• PROBLEM:
What is the number of lines in this data that contain the word "portal"? Give the number alone.

════════

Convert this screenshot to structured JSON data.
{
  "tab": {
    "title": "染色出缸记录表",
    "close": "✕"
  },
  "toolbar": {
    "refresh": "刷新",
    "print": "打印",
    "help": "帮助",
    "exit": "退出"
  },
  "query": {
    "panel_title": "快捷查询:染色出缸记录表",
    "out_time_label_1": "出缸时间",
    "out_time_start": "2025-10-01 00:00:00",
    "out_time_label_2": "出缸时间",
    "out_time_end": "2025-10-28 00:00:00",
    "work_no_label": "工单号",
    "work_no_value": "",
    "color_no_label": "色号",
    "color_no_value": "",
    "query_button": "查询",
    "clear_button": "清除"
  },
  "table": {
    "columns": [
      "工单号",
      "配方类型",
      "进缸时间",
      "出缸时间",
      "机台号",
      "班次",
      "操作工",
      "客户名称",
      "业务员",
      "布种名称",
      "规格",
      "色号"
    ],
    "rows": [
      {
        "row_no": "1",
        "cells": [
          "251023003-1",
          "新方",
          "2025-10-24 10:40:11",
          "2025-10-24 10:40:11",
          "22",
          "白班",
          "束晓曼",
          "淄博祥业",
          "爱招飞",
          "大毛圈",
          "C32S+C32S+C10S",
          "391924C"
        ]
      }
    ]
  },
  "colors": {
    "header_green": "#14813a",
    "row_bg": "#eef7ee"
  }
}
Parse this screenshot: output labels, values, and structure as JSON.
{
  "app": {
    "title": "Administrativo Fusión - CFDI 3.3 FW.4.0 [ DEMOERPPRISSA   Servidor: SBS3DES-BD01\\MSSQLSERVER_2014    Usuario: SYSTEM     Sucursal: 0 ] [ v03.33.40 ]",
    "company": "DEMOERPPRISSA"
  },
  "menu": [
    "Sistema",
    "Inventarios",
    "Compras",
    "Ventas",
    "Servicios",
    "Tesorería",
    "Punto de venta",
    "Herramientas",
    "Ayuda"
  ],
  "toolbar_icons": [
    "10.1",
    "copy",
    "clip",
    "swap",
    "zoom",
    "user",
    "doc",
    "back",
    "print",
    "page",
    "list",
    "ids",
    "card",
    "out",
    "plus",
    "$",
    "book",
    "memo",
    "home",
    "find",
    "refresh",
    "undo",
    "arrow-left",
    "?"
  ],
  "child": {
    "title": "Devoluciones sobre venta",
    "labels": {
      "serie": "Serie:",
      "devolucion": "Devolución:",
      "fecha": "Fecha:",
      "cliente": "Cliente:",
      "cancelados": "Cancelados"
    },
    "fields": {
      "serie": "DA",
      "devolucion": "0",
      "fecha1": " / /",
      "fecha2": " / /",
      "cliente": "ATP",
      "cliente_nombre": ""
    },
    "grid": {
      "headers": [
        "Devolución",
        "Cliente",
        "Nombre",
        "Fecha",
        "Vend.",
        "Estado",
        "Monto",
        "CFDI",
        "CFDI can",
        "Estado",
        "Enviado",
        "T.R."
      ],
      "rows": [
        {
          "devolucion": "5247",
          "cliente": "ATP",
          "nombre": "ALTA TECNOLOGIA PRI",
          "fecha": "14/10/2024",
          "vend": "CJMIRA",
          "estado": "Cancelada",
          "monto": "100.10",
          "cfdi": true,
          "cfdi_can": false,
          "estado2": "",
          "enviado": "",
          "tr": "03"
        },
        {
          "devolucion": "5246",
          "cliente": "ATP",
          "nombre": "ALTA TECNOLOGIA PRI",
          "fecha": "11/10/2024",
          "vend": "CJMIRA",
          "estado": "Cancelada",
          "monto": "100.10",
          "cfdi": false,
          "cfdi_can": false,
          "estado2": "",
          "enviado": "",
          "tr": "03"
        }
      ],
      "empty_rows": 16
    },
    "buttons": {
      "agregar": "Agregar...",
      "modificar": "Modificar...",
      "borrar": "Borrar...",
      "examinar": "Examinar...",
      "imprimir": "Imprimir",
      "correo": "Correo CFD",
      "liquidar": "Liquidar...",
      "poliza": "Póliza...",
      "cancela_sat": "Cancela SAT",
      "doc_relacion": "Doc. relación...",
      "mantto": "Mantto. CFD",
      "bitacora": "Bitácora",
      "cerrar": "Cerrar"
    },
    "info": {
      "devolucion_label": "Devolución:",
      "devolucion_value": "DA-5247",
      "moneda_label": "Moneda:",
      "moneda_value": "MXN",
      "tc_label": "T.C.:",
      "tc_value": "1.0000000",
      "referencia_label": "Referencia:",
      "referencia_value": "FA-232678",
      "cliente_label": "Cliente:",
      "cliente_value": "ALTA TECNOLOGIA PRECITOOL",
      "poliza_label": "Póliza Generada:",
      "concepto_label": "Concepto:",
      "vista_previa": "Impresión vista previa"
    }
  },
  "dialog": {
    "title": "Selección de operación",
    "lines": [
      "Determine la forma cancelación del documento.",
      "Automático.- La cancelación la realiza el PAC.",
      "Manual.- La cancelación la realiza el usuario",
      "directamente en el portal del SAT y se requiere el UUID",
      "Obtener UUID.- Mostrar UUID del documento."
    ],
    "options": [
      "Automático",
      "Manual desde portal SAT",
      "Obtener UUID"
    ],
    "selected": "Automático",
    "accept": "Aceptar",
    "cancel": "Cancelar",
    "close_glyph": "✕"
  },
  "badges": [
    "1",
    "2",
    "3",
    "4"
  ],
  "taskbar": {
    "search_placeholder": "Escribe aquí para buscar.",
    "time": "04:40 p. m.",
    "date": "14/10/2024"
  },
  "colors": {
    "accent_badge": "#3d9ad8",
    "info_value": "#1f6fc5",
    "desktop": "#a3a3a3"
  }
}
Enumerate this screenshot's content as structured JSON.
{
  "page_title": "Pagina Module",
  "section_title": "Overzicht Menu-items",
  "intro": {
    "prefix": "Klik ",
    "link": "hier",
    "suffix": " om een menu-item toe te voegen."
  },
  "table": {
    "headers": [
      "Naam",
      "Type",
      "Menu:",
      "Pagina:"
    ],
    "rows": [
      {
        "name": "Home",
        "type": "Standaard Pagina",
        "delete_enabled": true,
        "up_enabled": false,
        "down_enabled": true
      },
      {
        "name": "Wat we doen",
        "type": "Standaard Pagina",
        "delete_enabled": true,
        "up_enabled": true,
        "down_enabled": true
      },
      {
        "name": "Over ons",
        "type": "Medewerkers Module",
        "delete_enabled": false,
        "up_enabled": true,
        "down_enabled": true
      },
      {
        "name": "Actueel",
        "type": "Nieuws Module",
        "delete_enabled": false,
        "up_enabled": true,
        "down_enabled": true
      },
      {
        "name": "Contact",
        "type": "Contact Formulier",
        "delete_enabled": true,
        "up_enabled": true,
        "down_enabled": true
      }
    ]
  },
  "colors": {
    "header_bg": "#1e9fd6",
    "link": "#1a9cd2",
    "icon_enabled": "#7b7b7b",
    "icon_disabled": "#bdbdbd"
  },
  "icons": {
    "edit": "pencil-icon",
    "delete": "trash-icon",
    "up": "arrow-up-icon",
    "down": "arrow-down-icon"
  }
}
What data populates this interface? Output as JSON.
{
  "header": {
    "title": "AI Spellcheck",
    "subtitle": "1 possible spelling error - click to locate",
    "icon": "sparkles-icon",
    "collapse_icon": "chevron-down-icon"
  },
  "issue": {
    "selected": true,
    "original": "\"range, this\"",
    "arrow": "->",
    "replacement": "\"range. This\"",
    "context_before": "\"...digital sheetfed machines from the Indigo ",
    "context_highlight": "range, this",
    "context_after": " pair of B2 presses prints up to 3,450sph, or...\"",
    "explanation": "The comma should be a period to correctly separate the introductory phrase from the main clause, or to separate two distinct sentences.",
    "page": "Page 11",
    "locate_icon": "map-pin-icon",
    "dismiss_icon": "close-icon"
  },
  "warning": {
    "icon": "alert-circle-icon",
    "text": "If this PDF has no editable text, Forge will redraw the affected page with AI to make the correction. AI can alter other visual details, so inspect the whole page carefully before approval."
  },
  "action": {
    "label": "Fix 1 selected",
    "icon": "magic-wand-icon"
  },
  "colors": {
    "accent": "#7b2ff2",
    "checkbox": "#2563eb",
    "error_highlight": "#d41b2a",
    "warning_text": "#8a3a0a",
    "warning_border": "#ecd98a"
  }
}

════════

• EXERCISE OUTPUT:
2